This is another article in the series on conspiracy theories.
We all know the bare bones of the Iranian Hostage story. Fifty-two American citizens were seized in November of 1979 when a group of militants and heavily armed students took over the American embassy in Iran. They were held for 444 days and released on January 20, 1981, minutes after Ronald Reagan concluded his inaugural address. Within weeks of the beginning of the Reagan presidency, arms began to flow from the US to Iran through Israel, giving rise to an enduring suspicion that Reagan’s campaign negotiated the release of the hostages and arranged for it to happen after the election was over, thus denying Jimmy Carter a long-sought diplomatic victory that might have aided his re-election.
Thousands of words have been written about this conspiracy theory, most notably the book October Surprise by Garry Sick, former member of the National Security Council.
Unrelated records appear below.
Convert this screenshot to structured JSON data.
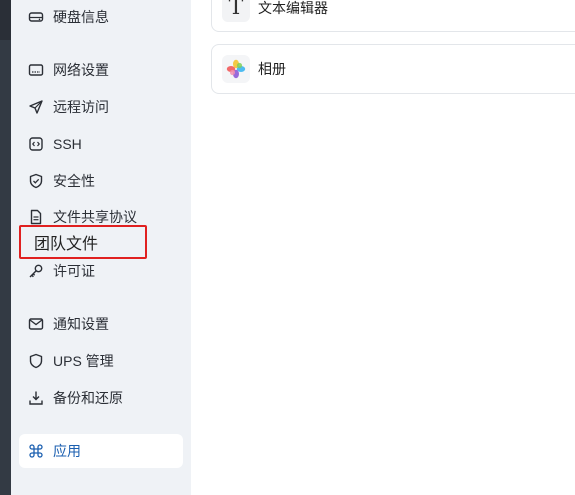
{
  "sidebar": {
    "items": [
      {
        "label": "硬盘信息",
        "icon": "disk-icon"
      },
      {
        "label": "网络设置",
        "icon": "network-icon"
      },
      {
        "label": "远程访问",
        "icon": "send-icon"
      },
      {
        "label": "SSH",
        "icon": "code-icon"
      },
      {
        "label": "安全性",
        "icon": "shield-check-icon"
      },
      {
        "label": "文件共享协议",
        "icon": "document-icon"
      },
      {
        "label": "许可证",
        "icon": "key-icon"
      },
      {
        "label": "通知设置",
        "icon": "mail-icon"
      },
      {
        "label": "UPS 管理",
        "icon": "shield-icon"
      },
      {
        "label": "备份和还原",
        "icon": "download-tray-icon"
      },
      {
        "label": "应用",
        "icon": "command-icon",
        "active": true
      }
    ],
    "highlight_label": "团队文件"
  },
  "main": {
    "cards": [
      {
        "label": "文本编辑器",
        "icon": "text-editor-icon"
      },
      {
        "label": "相册",
        "icon": "photos-icon"
      }
    ]
  },
  "colors": {
    "sidebar_bg": "#eff2f6",
    "active_text": "#1b5fb0",
    "highlight_border": "#e02020"
  }
}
While we can debate the pros and cons of the argument endlessly (and probably will continue to do so) I think a fascinating and lesser-known sub-plot to this story is the fate of Washington attorney Paul Wilcher. From a June 18, 2000 article, “Paul Wilcher and the ‘October Surprise’,” at Parents Against Corruption and Coverup (thepacc.org site no longer active, but you can look at the site from the Internet Archive here.):
On or about May 21, 1993, Washington attorney Paul Wilcher went to the Department of Justice and hand delivered a letter claiming holdover DOJ employees from the Reagan-Bush era were responsible for a number of government cover ups, unbeknownst to the Attorney General and President Clinton. The 100 page letter was addressed to Janet Reno. On or about June 11, Wilcher was interviewed regarding the contents of the letter. Later, after days of not hearing from him, worried friends contacted the police, who went to Wilcher’s apartment on June 23. His decomposing body was found [by police after pressure to investigate from White House press corps member Sarah McClendon] propped on a toilet…In January of 1996, PACC received an unsolicited copy of the Wilcher letter…the section on the ‘October Surprise’ is detailed, specific, and attributed to a Wilcher client with first hand knowledge, according to the letter.
Sarah McClendon, a White House reporter, published an article on July 4, 1993, titled “The Death of My Friend Paul Wilcher,”
Wilcher, who felt his family had been beaten out of their estate by corrupt judicial processes in Chicago, came here to Washington, to find a new life. Then he heard about a man whom he believed to be a political prisoner, Gunther Russbacher, the man who says he is being persecuted because he flew former President George Bush to Paris to meet with leading Iranians and make a deal to supply Iran with weapons in exchange for that government keeping the 52 American hostages until after the November election so that former President Jimmy Carter would not get, a boost. by bringing home the American citizens held there. Instead the deal was they were to be delivered to Candidate Ronald Reagan. That agreement was kept as soon as Reagan inaugurated in 1981. Wilcher was working daily for Russbacher.
From a July 14, 1993, letter to Attorney General Janet Reno from Dr. Garby Leon:
McClendon has been told that preliminary autopsy results have found no natural cause of death, and no other cause of death to explain Wilcher’s demise. Given that Wilcher, in his 40s, was in apparent good health, this seems fairly astonishing. A much larger issue is also implied here: if critics of our government are found dead in their bathrooms from obscure causes, and the government itself doesn’t take steps to find out why, then our freedoms themselves are threatened – as well as the activities that protect those freedoms. If individual investigation and criticism of government activities is chilled or intimidated into silence, then democracy loses its most important protection.
Given the massive amount of documented evidence, it is a bit surprising that so many people dismiss out of hand even the possibility that Reagan might have been involved in a political deal with the Iranians. Personally I believe this is because (especially nowadays) America has a powerful need for heroes, and Reagan fulfills that role for many people on both sides of the political divide. As a result they are unwilling to consider anything that might cast the former president in a venal or corrupt light.
Correction: An earlier version of this article included a photo of David Koresh, incorrectly captioned as Paul Wilcher. We regret the error.